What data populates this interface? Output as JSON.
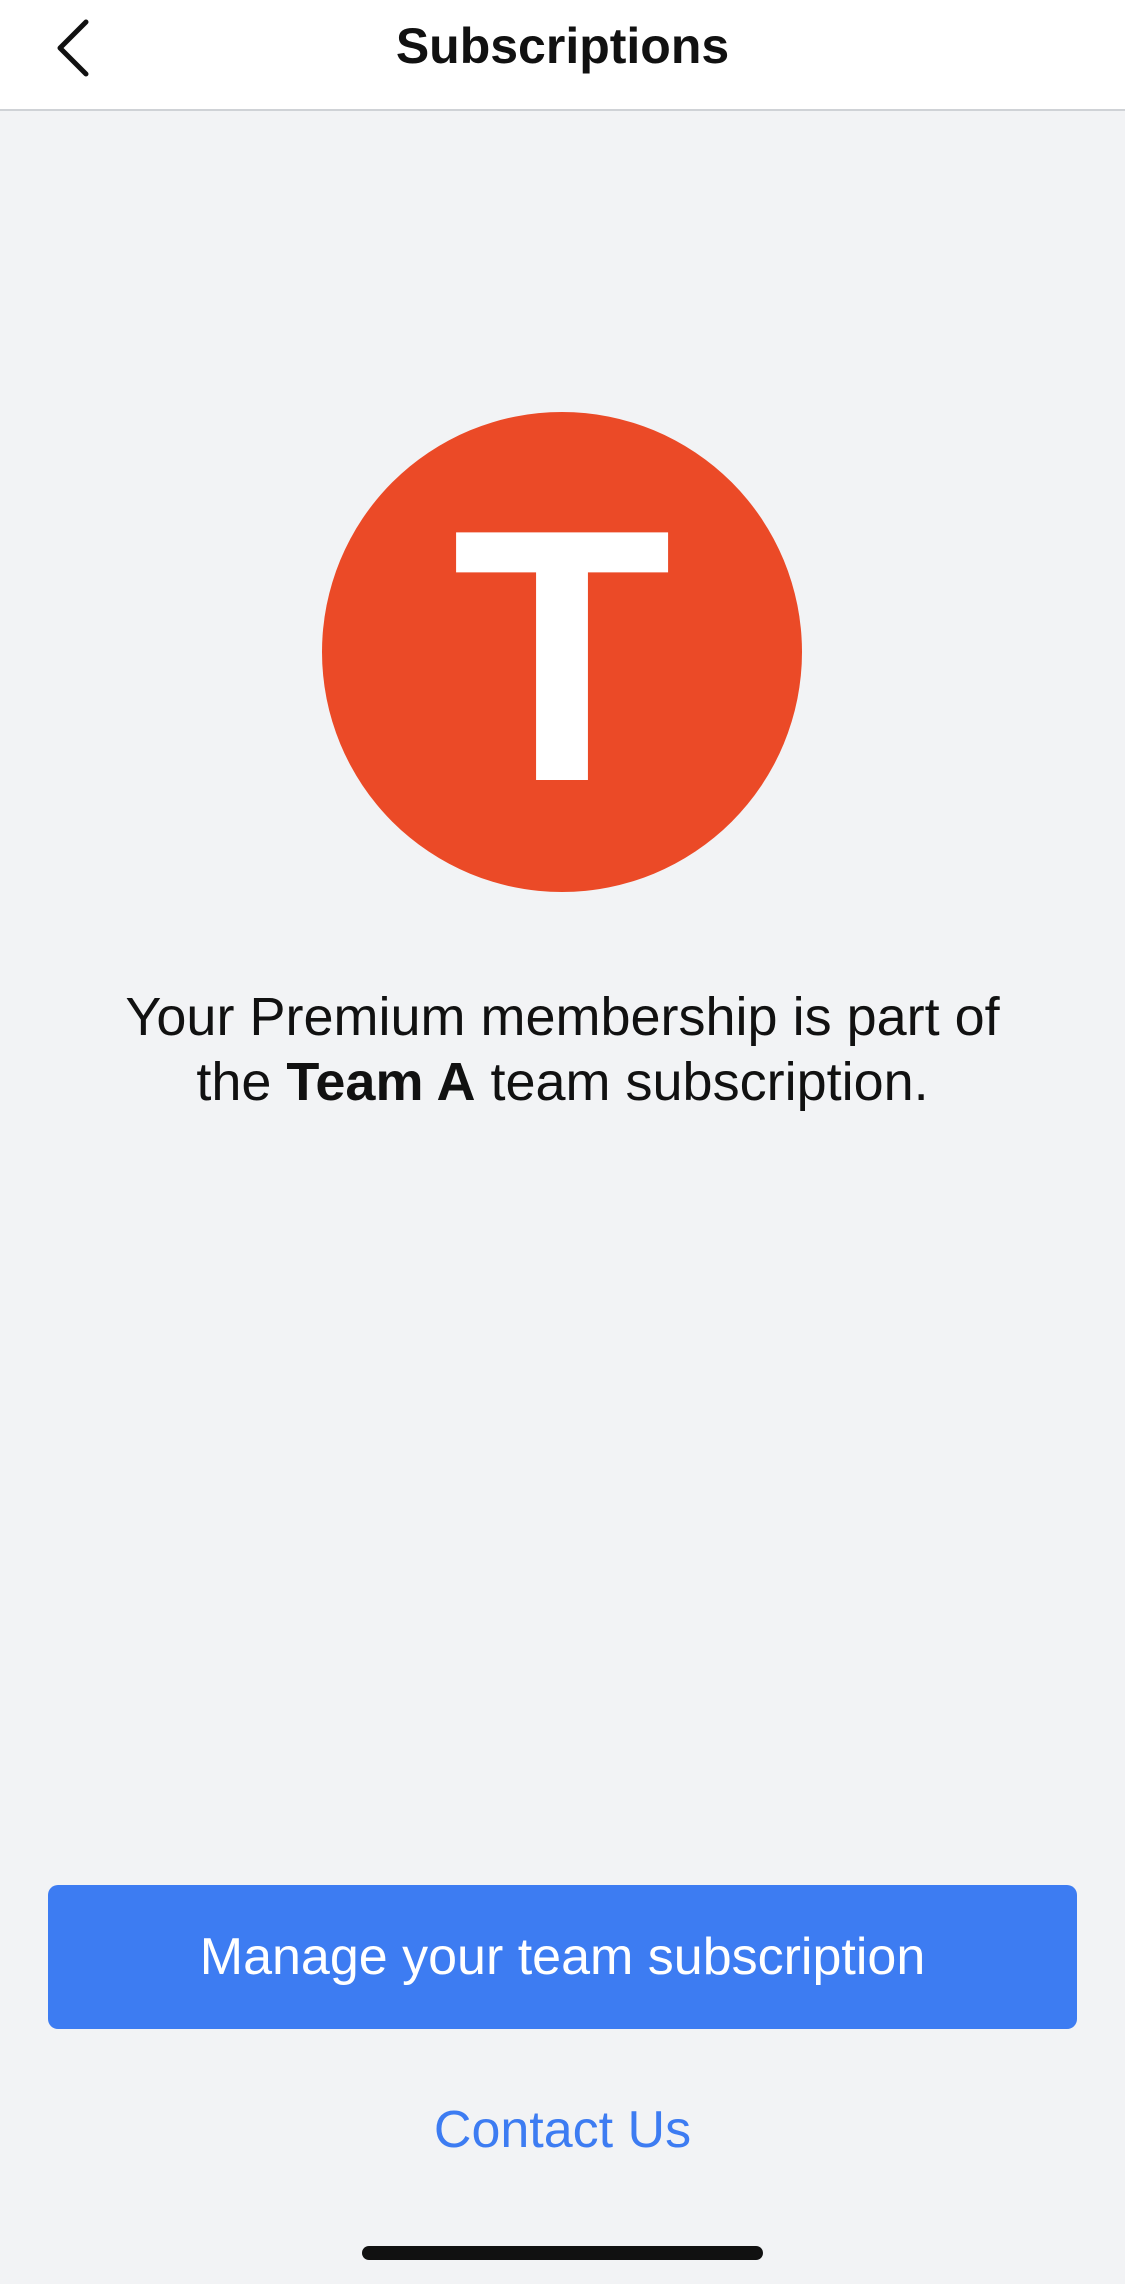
{
  "header": {
    "title": "Subscriptions",
    "back_icon": "chevron-left-icon"
  },
  "team_avatar": {
    "letter": "T",
    "color": "#eb4a27"
  },
  "membership_message": {
    "prefix": "Your Premium membership is part of the ",
    "team_name": "Team A",
    "suffix": " team subscription."
  },
  "actions": {
    "manage_label": "Manage your team subscription",
    "contact_label": "Contact Us",
    "accent_color": "#3d7cf2"
  }
}
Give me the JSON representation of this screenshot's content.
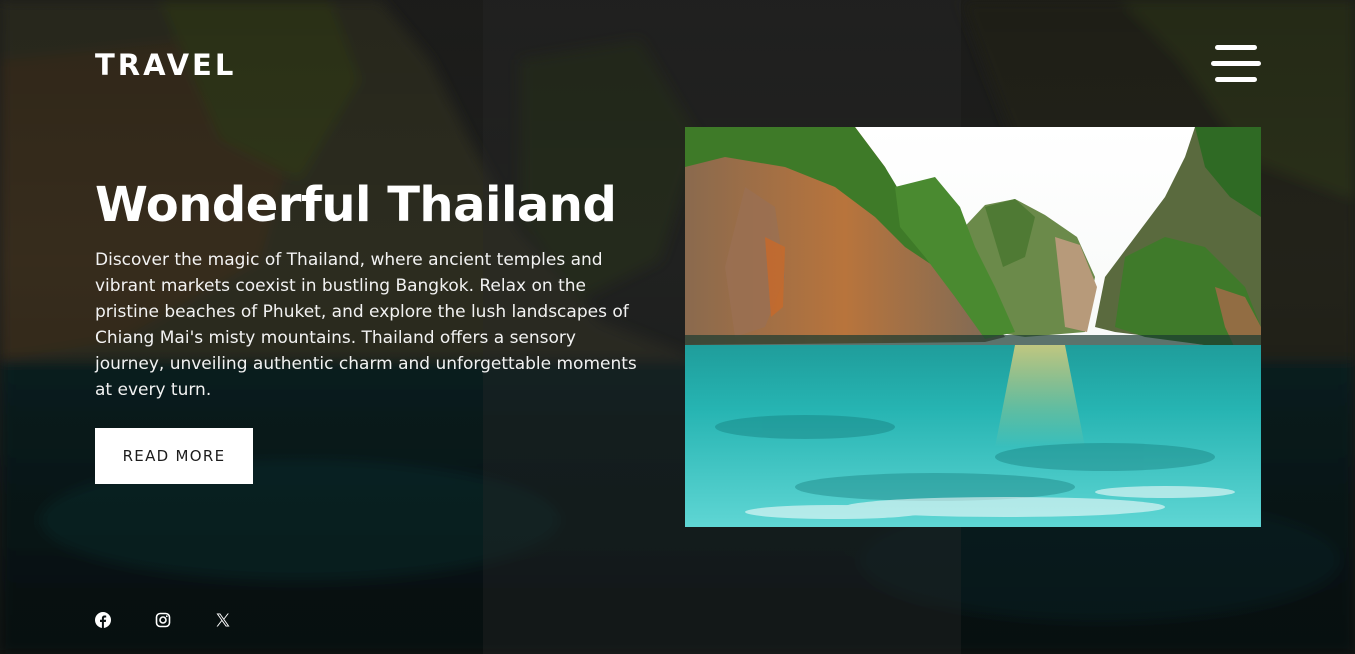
{
  "brand": {
    "logo_text": "TRAVEL"
  },
  "header": {
    "menu_icon": "hamburger-menu-icon"
  },
  "hero": {
    "title": "Wonderful Thailand",
    "description": "Discover the magic of Thailand, where ancient temples and vibrant markets coexist in bustling Bangkok. Relax on the pristine beaches of Phuket, and explore the lush landscapes of Chiang Mai's misty mountains. Thailand offers a sensory journey, unveiling authentic charm and unforgettable moments at every turn.",
    "cta_label": "READ MORE"
  },
  "social": {
    "icons": [
      "facebook-icon",
      "instagram-icon",
      "x-twitter-icon"
    ]
  },
  "colors": {
    "text": "#ffffff",
    "button_bg": "#ffffff",
    "button_text": "#1c1c1c",
    "lagoon": "#2fc3c0",
    "cliff_green": "#3f7a2a"
  }
}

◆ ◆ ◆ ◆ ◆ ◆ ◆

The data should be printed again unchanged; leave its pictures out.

§ **WRITTEN RESPONSE**:
What data populates this interface? Output as JSON.
{
  "header": {
    "title": "Subscriptions",
    "back_icon": "chevron-left-icon"
  },
  "team_avatar": {
    "letter": "T",
    "color": "#eb4a27"
  },
  "membership_message": {
    "prefix": "Your Premium membership is part of the ",
    "team_name": "Team A",
    "suffix": " team subscription."
  },
  "actions": {
    "manage_label": "Manage your team subscription",
    "contact_label": "Contact Us",
    "accent_color": "#3d7cf2"
  }
}
Give me the JSON representation of this screenshot's content.
{
  "brand": {
    "logo_text": "TRAVEL"
  },
  "header": {
    "menu_icon": "hamburger-menu-icon"
  },
  "hero": {
    "title": "Wonderful Thailand",
    "description": "Discover the magic of Thailand, where ancient temples and vibrant markets coexist in bustling Bangkok. Relax on the pristine beaches of Phuket, and explore the lush landscapes of Chiang Mai's misty mountains. Thailand offers a sensory journey, unveiling authentic charm and unforgettable moments at every turn.",
    "cta_label": "READ MORE"
  },
  "social": {
    "icons": [
      "facebook-icon",
      "instagram-icon",
      "x-twitter-icon"
    ]
  },
  "colors": {
    "text": "#ffffff",
    "button_bg": "#ffffff",
    "button_text": "#1c1c1c",
    "lagoon": "#2fc3c0",
    "cliff_green": "#3f7a2a"
  }
}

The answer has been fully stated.